6 Jan 20140 Comments
The other day I was talking to a great friend of mine, as always the conversation somehow turned to planning type talk. Somehow we got to talking about my three cats and the amount of poop and pee they produce. That is when my friend said:
You could use it as a compost pile
Humm, that sounded like a great idea. I had always heard that some of the best fertilizer is cow manure, and cat or dog poo is just smaller manure, right? I couldn’t believe all these years I had scooped and wasted the waste by tossing it out in the trash. So I did some research, wow, was I wrong, not all poop is treated equal. Turns out, doggie and kitty poop does not belong on your compost pile.
So what is a compost pile? Per Wikipedia, “it is organic matter that has been decomposed and recycled as a fertilizer and soil amendment.” In prepping, it is very beneficial to compost (recycle) your organic matter back down into the earth. Pet poop however, is not something you want to recycle.
This reprint of an article from Washington State University on composting dog & cat poop that explains the not so good issues of cat and dog poop and why you should NOT use it in your compost pile.
Keep dog and cat droppings out of your garden and compost pile. While many animal types of manure make valuable soil amendments, parasites carried in dog and cat feces can cause diseases in humans.
Dog and cat droppings often contain roundworms and other parasitic nematodes. Gardeners can ingest roundworm eggs from soil contaminated with dog or cat feces. Contaminated soil often is carried to the mouth by dirty hands, especially among young children, or the edible parts of fruits and vegetables. Infection by just a few roundworms usually causes no problems, but more severe infections may cause fevers, bronchitis, asthma, or vision problems.
Another concern with cat feces is toxoplasmosis, a parasite that infects humans and other animals. Of all creatures, only cats are known to excrete oocytes–a form of the parasite that can survive in the environment for years and is resistant to most disinfectants.
Toxoplasmosis is a serious concern for pregnant women, persons with AIDS, and patients receiving immunosuppressive treatments. Most others who contract toxoplasmosis exhibit mild symptoms, such as headaches, muscle aches, swollen lymph nodes, or sore throats. Humans become infected with toxoplasmosis primarily by ingesting contaminated food and water. Gardens are a secondary source of infection. Roundworms and toxoplasmosis need not deter you from gardening.

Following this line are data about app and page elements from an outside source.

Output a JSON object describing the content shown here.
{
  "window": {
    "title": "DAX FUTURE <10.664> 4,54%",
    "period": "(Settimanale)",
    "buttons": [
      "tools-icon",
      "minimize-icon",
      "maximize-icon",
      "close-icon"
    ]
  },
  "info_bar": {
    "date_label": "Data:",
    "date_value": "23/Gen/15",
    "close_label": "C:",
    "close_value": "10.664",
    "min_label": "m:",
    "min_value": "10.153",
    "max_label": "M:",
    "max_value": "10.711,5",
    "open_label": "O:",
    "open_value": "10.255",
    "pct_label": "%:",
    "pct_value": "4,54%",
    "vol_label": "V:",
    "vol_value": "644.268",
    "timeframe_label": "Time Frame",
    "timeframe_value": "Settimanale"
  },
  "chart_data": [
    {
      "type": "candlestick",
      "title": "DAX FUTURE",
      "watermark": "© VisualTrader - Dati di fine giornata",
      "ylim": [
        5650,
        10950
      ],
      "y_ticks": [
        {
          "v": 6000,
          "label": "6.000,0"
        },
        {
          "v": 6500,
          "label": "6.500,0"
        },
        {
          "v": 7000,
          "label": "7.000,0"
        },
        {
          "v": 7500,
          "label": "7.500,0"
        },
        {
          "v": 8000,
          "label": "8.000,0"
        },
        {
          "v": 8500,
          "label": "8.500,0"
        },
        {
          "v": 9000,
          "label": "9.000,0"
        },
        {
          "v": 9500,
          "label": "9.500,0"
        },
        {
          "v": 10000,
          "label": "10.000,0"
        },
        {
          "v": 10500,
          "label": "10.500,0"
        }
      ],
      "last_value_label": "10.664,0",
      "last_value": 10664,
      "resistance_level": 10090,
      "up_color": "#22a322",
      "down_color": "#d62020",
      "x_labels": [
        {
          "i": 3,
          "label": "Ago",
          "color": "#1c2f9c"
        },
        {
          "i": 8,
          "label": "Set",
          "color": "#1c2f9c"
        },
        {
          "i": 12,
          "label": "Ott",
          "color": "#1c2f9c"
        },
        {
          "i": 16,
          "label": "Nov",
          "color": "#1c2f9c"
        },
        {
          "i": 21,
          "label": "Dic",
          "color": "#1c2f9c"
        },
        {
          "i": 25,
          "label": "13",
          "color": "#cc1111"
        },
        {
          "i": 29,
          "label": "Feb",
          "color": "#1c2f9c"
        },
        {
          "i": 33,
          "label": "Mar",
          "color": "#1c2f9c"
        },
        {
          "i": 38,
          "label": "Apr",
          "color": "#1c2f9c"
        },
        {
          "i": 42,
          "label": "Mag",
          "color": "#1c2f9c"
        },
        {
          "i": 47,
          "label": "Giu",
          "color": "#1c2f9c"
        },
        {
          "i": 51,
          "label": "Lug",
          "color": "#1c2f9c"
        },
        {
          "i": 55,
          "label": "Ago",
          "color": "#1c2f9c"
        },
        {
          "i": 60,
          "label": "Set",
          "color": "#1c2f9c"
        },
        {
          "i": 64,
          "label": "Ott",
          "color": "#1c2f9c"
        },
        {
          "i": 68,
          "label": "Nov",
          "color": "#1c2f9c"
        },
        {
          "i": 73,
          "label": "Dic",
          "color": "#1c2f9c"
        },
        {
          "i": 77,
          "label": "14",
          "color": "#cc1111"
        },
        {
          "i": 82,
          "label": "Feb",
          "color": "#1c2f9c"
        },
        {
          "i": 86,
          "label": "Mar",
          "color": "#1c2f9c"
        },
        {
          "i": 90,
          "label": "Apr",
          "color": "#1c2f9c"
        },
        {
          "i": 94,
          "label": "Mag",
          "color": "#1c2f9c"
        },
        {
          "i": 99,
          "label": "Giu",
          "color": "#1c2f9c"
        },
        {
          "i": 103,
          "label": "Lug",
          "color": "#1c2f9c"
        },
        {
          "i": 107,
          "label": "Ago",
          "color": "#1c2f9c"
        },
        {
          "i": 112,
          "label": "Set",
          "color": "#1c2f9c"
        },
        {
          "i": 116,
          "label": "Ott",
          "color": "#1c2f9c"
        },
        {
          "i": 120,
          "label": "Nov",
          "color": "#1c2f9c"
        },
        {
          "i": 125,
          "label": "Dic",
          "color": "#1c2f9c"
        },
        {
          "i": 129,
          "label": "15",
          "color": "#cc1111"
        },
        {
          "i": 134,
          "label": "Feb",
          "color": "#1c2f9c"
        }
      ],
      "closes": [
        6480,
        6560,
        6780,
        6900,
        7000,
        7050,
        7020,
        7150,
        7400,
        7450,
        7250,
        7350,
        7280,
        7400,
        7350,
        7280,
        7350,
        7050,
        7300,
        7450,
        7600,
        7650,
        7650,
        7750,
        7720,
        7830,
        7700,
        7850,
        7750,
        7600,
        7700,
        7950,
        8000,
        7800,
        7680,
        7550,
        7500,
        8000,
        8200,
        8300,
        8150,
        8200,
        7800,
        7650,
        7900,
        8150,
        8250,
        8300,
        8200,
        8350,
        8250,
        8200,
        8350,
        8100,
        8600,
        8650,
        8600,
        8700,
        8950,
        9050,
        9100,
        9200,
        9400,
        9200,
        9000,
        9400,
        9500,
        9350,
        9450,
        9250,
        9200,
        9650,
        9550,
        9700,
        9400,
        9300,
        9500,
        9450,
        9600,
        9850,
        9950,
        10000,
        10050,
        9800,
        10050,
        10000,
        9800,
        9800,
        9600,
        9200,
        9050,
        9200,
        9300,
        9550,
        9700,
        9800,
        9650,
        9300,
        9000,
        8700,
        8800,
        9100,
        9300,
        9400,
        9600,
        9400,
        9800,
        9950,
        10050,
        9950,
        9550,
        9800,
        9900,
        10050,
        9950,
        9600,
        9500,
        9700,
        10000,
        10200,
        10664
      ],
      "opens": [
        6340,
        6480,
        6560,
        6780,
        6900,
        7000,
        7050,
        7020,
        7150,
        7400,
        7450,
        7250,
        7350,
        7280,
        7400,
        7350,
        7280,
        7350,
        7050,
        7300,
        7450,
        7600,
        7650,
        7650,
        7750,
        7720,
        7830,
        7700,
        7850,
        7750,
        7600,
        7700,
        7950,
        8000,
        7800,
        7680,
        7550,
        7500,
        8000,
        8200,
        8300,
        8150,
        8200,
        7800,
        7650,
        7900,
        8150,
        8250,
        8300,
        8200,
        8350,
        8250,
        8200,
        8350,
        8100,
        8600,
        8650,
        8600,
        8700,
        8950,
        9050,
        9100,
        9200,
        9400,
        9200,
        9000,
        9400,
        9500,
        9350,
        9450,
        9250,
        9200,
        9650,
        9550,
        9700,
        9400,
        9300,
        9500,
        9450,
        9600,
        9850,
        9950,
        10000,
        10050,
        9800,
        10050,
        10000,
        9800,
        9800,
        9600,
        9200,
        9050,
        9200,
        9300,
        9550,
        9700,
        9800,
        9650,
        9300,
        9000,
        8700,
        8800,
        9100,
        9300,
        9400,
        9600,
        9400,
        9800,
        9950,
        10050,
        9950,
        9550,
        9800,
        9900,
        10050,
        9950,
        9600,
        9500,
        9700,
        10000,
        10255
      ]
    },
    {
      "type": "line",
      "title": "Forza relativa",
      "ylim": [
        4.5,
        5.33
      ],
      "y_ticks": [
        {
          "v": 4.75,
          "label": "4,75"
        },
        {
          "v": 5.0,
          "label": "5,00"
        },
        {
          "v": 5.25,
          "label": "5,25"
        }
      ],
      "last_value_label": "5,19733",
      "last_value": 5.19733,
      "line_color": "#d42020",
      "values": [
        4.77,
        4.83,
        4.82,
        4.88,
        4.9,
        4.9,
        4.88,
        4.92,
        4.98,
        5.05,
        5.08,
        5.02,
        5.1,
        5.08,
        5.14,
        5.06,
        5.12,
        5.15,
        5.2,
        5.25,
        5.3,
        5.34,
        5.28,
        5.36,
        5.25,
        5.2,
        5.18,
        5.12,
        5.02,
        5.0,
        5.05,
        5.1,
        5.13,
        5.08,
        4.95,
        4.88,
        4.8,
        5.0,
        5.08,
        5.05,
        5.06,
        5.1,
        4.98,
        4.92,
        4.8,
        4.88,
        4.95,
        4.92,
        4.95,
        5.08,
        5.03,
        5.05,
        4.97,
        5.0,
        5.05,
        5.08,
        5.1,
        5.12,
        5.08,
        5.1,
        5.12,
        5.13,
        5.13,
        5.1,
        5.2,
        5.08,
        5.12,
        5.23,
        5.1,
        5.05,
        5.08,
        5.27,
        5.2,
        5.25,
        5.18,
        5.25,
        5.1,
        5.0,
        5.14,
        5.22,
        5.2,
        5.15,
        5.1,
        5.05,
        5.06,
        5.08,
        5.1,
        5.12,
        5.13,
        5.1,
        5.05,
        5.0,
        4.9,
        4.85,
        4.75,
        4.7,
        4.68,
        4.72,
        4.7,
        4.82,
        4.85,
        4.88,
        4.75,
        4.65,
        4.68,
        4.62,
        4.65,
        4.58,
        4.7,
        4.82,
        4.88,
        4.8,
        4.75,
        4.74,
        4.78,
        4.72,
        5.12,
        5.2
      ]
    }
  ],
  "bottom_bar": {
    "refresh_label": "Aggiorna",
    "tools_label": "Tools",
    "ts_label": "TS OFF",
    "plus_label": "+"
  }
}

The following precautions will minimize your chances of contracting either:
- Don’t add dog or cat feces to your compost pile or garden soil.
- Keep pets from using your vegetable garden as a toilet. Laying 1-inch mesh chicken fencing over the vegetable bed usually deters pets but allows vegetables to grow up through it.
- Regularly clean up and dispose of dog and cat droppings.
- Treat your dogs and cats for roundworms
- Never feed your cat’s uncooked meat or bones. Most cats become infected with toxoplasmosis by eating tissues of infected animals, including birds and small mammals.
- Wash vegetables and fruits thoroughly before eating
- Wear gloves while gardening.
- Wash your hands thoroughly after handling soil.
For more information about these diseases, contact your local health department.
Source: the Gardener, Vol 7 No. 2, Summer 1996, Van Bobbitt, community horticulture coordinator, WSU Puyallup